It's been estimated that, had the lookout on the Titanic seen the iceberg five or six seconds sooner, it might have been avoided. The Captain swung the Titanic around, but given the ship's its turning radius, this merely allowed the iceberg to strike a glancing blow along the side of the ship, tearing a long gash across the hull, below the waterline.
The Titanic was designed to remain afloat if as many as 5 compartments were flooded, but the impact breached 6. We know the rest of the story - 1,517 dead by drowning and exposure in the icy North Atlantic. However, the catastrophe could also have been lessened greatly if the captain did nothing at all.
The Titanic could have it the ice head-on. Its bow was designed and reinforced for such a occurrence.
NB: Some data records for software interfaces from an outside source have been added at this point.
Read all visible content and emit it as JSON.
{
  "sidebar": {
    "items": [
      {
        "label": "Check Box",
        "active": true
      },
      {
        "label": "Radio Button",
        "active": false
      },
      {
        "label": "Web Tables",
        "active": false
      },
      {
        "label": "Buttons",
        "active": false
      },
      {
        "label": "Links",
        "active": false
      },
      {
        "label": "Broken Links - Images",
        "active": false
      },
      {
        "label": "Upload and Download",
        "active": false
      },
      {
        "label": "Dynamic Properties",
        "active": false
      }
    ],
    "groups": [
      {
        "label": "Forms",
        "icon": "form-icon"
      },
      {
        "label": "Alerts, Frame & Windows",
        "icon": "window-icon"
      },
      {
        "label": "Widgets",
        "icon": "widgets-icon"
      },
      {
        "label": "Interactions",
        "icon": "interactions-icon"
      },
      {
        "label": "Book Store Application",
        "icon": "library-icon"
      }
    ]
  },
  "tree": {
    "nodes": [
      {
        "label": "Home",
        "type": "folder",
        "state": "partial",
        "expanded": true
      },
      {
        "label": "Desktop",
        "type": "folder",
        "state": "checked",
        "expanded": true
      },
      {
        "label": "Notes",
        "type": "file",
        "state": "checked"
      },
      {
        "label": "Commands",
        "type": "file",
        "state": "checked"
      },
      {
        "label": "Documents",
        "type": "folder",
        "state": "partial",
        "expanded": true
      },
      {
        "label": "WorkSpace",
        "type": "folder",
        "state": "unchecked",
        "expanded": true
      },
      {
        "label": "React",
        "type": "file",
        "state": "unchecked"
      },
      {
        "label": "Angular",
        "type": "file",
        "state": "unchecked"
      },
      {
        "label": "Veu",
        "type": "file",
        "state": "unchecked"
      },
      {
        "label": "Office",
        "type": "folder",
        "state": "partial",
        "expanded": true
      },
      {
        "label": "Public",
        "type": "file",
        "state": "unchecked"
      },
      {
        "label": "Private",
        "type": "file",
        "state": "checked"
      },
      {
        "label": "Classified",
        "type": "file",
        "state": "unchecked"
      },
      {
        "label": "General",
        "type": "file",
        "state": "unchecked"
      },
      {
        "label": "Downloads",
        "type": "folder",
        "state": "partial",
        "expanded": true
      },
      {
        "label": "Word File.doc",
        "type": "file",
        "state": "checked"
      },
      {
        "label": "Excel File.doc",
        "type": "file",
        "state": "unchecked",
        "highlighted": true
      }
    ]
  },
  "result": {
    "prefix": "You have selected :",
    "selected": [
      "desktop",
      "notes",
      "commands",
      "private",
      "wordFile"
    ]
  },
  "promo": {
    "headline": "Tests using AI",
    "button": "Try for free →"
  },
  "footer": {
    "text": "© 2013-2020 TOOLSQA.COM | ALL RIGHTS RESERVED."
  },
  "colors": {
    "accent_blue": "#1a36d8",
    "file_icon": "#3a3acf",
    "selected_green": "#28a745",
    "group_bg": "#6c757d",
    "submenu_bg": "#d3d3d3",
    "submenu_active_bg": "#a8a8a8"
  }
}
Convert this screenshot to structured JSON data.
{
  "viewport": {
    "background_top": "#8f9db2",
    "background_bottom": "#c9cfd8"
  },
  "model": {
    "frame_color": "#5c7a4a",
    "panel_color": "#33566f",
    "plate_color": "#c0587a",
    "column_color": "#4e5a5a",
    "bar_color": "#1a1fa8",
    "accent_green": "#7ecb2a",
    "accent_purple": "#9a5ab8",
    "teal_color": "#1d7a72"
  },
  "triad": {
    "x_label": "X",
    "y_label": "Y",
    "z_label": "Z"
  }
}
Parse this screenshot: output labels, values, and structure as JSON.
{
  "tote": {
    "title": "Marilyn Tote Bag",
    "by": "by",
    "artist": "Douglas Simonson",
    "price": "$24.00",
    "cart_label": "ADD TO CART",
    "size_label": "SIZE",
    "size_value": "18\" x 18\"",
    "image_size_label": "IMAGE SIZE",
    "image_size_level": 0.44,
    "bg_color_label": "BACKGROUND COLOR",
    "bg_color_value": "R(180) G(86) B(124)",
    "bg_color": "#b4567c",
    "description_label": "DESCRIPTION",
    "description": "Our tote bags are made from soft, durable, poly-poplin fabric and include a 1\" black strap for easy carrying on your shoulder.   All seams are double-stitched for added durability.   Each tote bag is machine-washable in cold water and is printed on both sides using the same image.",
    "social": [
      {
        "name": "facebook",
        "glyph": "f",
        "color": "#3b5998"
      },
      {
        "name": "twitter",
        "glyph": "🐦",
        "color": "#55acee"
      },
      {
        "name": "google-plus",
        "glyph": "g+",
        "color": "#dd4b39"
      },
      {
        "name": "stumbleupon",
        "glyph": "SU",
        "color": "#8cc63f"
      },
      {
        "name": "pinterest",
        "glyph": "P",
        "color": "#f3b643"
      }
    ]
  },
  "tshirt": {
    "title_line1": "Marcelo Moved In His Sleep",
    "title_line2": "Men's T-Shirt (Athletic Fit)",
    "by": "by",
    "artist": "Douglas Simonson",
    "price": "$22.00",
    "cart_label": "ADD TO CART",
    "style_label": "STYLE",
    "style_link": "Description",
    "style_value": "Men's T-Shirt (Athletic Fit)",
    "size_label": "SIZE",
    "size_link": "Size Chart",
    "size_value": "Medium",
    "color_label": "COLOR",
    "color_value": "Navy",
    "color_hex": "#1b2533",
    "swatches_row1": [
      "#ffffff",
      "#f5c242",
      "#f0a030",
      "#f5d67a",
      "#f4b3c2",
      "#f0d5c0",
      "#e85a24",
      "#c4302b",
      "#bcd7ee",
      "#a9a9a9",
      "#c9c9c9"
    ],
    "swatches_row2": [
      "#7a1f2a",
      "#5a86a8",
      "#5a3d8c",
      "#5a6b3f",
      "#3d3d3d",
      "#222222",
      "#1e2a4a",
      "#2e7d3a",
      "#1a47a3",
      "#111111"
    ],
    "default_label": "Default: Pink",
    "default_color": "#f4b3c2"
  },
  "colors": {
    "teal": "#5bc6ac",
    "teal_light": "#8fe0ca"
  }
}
Surely the impact would have damaged the bow substantially and perhaps a few dozen people might have been killed and several hundred injured. The forward hull, below the waterline, was made up primarily of cargo holds and few people were stationed there. Perhaps two compartments would have been flooded - three at most.
The Titanic would have stayed afloat, returned to New York, been refitted and repaired, and stayed in service. When we see an unmovable obstacle, the decision is ours: attempt to avoid it and deal with unforeseen consequences, or ram it head-on and reduce the severity of damage.